Last month, Paris-based real estate investment manager AEW Europe announced the creation of a massive €1 billion logistics fund, having decided to merge three existing vehicles with different vintages. Called the Logistics Fund, the new vehicle combines smaller funds raised in 1999, 2005 and 2008.
Rob Wilkinson, chief investment officer at AEW Europe, explained that the firm is trying to respond to logistics operators that “think globally” when it comes to the real estate they need. For one thing, third-party logistics providers and retailers are seeking to work with fewer partners that can provide them with facilities in different countries. “If you say that you are going to deliver a facility for them in Bremen, there needs to be a consistent approach in Lyon or Marseille,” he said.
The newly enlarged fund will target Western European markets, focussing on France, Germany and the Benelux countries. Documentation has been put in place to “re-set the clock” in term of the length of the vehicle, and there is a new five-year debt facility in place to fully refinance existing debt.
As well as trying to expand its offer, the merger of three funds also has the effect of diversifying assets for existing investors. For example, the first fund acquired assets only in France, while the second fund was more international.
The suspicion to outsiders might be that AEW has made the decision because it was in discussions with investors about whether it should extend the funds. Of course, there are precedents for asset or fund mergers from other parts of the world. For example, Pramerica Real Estate Investors devised a plan last year to continue managing 11 Asian shopping malls by consolidating them into a private, open-ended fund. Half of its limited partners wanted to exit, so a compromise was needed in that instance.
AEW’s Wilkinson, however, rejected any such notion. In fact, he pointed out that the 1999 fund had an open-ended structure and the 2005 fund still had around four years plus extensions to go. Finally, the 2008 fund was in the early stages of its life, albeit fully invested.
That said, the creation of a jumbo logistics fund can be thought of as the prelude to the next stage of growth. The most logical option would be to raise further equity, and AEW is in discussions with existing and new investors interested in committing further capital to the fund.
Jean Lavieille, deputy chief investment officer, said: “This merger represents the next phase in the evolution of our logistics platform. The combined portfolio, which has been built up over the last 13 years, provides a solid base from which to grow this platform and offer greater operational synergies and diversification.”
AEW is operating in a competitive logistics market, so it will need to act decisively.
The largest European unlisted logistics investment vehicle is the Goodman European Logistics Fund, which has €1.6 billion in assets. In November, the Goodman Group-managed fund launched a €400 million rights issue and approved a €800 million debt package to position itself for growth. Dutch pension fund asset managers APG and PGGM underwrote €200 million of the issue.
Another major competitor is listed fund ProLogis European Properties, which manages €2.8 billion in assets. It also managed to raise equity last year, raising €97.5 million to pay down debt.

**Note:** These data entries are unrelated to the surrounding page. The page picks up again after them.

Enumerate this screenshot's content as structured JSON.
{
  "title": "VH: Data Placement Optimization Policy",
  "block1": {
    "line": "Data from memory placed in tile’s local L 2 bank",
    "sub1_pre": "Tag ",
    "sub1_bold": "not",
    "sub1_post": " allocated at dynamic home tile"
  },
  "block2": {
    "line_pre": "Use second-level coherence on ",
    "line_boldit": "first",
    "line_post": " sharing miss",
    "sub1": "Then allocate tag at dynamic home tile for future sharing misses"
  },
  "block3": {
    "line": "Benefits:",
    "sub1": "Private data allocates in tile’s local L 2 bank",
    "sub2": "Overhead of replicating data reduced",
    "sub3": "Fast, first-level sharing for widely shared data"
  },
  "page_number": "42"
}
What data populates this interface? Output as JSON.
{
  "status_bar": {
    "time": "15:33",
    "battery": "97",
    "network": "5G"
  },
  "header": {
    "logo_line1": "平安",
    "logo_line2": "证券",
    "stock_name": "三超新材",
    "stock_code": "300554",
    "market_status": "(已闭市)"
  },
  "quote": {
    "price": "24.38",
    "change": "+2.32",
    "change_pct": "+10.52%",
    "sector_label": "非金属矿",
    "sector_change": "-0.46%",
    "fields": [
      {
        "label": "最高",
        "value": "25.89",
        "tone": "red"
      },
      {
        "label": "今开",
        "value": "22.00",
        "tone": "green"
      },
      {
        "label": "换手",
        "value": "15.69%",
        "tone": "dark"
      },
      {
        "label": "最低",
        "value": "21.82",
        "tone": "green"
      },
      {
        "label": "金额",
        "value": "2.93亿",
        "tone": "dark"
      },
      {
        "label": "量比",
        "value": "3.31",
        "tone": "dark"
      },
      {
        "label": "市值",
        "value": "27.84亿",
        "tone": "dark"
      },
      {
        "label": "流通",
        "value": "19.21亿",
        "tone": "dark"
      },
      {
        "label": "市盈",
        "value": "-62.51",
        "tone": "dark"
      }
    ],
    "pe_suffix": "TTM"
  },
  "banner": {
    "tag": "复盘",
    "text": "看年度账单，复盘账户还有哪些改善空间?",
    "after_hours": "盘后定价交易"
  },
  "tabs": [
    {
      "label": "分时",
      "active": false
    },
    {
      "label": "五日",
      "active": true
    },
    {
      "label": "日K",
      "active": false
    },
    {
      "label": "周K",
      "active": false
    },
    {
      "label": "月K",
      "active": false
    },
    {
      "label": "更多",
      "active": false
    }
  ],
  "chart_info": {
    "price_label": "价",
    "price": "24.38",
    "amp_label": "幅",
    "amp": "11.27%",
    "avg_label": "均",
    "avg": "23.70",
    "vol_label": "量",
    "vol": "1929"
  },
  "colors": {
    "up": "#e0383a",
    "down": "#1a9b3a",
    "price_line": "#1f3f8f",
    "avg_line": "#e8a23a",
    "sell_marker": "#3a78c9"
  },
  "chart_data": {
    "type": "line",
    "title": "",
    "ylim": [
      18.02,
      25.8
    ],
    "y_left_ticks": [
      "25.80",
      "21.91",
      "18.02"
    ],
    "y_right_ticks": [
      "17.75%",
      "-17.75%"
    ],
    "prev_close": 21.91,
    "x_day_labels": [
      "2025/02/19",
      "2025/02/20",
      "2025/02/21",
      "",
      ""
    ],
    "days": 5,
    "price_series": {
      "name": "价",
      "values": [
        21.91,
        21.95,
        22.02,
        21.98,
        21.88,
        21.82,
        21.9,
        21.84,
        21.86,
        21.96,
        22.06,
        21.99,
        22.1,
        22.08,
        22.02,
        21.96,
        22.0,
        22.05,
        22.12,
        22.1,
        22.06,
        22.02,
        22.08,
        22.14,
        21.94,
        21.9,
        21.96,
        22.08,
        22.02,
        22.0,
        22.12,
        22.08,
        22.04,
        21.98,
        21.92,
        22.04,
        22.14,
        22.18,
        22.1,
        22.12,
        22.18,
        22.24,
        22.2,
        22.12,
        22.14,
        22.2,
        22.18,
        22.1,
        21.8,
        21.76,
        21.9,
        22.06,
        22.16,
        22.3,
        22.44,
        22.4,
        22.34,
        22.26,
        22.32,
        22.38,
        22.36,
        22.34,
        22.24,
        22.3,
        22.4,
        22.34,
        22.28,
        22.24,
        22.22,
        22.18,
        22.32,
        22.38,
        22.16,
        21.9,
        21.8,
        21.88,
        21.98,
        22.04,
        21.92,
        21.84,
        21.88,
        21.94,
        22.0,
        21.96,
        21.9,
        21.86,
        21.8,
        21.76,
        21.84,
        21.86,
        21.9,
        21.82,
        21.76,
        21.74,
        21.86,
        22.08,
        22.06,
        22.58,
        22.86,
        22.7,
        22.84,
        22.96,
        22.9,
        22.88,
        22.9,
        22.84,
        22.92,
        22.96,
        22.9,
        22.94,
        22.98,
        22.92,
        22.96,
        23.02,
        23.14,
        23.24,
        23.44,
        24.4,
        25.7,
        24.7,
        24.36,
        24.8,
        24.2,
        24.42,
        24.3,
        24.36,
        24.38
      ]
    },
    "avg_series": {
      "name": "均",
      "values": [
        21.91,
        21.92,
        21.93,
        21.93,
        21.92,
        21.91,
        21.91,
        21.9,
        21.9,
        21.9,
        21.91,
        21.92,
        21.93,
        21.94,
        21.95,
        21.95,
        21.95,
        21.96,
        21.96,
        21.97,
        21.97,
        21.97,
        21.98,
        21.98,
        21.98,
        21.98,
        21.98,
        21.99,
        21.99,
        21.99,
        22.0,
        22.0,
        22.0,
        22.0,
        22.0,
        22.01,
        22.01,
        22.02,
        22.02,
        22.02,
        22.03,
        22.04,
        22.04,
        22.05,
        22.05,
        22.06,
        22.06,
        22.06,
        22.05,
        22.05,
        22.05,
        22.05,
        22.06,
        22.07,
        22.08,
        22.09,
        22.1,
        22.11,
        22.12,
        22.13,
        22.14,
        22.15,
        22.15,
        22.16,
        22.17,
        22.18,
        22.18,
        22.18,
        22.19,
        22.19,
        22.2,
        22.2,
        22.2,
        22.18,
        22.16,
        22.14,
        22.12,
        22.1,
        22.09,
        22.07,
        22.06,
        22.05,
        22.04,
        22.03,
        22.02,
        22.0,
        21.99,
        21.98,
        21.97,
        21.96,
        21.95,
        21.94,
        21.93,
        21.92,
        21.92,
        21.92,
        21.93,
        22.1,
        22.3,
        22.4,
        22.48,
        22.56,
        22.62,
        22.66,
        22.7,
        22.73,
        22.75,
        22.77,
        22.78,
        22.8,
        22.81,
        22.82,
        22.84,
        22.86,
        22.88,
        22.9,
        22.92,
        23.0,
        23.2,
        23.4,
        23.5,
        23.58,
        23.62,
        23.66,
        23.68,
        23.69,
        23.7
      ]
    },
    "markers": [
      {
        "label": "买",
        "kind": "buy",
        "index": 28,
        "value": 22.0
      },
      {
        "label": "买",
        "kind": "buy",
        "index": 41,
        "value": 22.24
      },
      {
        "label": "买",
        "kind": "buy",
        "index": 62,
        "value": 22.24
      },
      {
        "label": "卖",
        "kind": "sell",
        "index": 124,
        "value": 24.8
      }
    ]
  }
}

Releasing its nine-month financial results in October, ProLogis said customer sentiment remained “cautiously optimistic,” with a focus on opportunities in emerging markets and mature Western European markets. “While there is recent evidence of more protracted decision-making from customers in light of the economic uncertainty, occupiers continue to pursue opportunities to optimise supply chain efficiencies and are moving from older, obsolete warehouses to more modern space,” it said.